Postdoc Opening May 5, 2014
We are seeking applicants for Postdoctoral Researcher to assist and contribute to several projects related to Robot Learning from Demonstration. This is position will remain open until filled, find more details here.
Tesca wins an NSF Fellowship! April 1, 2014
Tesca Fitzgerald has been awarded the prestigious NSF Graduate Research Fellowship. Tesca is a first year CS PhD student with an interest in Cognitive Robotics and Learning from Demonstration. Congrats!!
Vivian wins a Google Anita Borg Scholarship! March 24, 2014
Vivian Chu has been awarded the Google Anita Borg Memorial Scholarship. Vivian is a first year Robotics PhD student with an interest in visio-tactile representations of manipulation skills, and learning these through exploration and social guidance. Congrats!

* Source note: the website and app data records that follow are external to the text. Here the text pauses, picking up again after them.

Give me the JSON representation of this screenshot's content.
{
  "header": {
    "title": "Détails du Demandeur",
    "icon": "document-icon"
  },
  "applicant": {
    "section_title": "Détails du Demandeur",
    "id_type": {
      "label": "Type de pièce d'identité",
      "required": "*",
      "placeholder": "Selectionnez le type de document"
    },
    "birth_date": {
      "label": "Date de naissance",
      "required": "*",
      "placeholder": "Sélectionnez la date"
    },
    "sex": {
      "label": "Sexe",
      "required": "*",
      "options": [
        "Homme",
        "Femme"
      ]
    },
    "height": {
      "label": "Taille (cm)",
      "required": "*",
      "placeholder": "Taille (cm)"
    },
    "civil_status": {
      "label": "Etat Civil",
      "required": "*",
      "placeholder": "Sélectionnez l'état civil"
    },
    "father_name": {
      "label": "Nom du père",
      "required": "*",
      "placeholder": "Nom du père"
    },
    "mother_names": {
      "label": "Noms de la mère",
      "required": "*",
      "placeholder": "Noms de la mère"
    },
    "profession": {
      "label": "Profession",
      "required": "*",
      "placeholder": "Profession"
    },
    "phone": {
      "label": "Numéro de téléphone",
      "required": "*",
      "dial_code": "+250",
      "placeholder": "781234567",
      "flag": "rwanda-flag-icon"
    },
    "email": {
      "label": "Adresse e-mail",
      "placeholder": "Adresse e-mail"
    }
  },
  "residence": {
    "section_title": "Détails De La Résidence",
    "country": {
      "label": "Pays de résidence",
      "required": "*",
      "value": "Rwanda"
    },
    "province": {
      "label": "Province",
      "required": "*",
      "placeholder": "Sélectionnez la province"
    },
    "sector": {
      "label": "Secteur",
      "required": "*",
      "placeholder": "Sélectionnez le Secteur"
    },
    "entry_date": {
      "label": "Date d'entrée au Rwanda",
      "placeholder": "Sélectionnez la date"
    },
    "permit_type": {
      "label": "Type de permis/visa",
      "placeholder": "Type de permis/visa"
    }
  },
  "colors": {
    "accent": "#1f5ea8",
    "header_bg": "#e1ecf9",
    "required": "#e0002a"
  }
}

Gielniak, IJRR Vol 32, No 11 Oct 1, 2013
Michael's thesis work on Humanlike Motion Generation is now published in the International Journal of Robotics Research. Congrats Michael!
Congrats Professor Maya Sept 3, 2013
SIM Lab alum Maya Cakmak is a new Assistant Professor in Computer Science and Engineering at the University of Washington. Big congrats to Maya!
Welcome new PhD students! August 19, 2013
Summer is over, and that means the new PhD students are here! We are excited to have four new faces in the lab this year, and everyone is already off to a running start. Welcome Justin, Kalesha, Tesca and Vivian!
Quoted in the NYTimes March 31, 2013
In a recent New York Times interview, Henrik Christensen and Andrea Thomaz discussed gentler industrial robots. Designed with sophisticated algorithms and sensing technologies, these robots work and play well with others.
Simon's Cousin delivered! March 28, 2013
It's here! Very excited to start playing with our new mobile manipulation platform from Meka Robotics. Stay tuned for more from Simon's, yet to be named, cousin.
- Contact Andrea Thomaz with inquiries about the SIM research lab.
- Media inquiries, please contact the College of Computing's communications office.
Apply to Georgia Tech:
Typically students working in the Socially Intelligent Machines lab are in the CS or Robotics PhD programs, some have been ECE PhD students as well. If you are interested in working on some exciting Human-Robot Interaction problems for your graduate studies apply to one of these programs this Fall. Additionally, it is a good idea to send Prof. Thomaz an email with your CV and statement of purpose as it relates to the group.
Prospective Graduate Research Assistants:
The best way to start working with the SIM lab and to eventually become a GRA is to take Prof. Thomaz's graduate course, or to work with her on an indepenedent study problem. Current or incoming students interested in an independent study project should contact Dr. Thomaz, and include the following: 1) What is your interest in Social Machines? 2) What is your current status at Georgia Tech? 3) Your cv/resume.
Prospective Undergraduate Research Assistants:
We are always looking for hardworking undergraduates interested in doing a UROC project in our group. Please contact Dr. Thomaz by email if you are looking for research experience through the UROC program.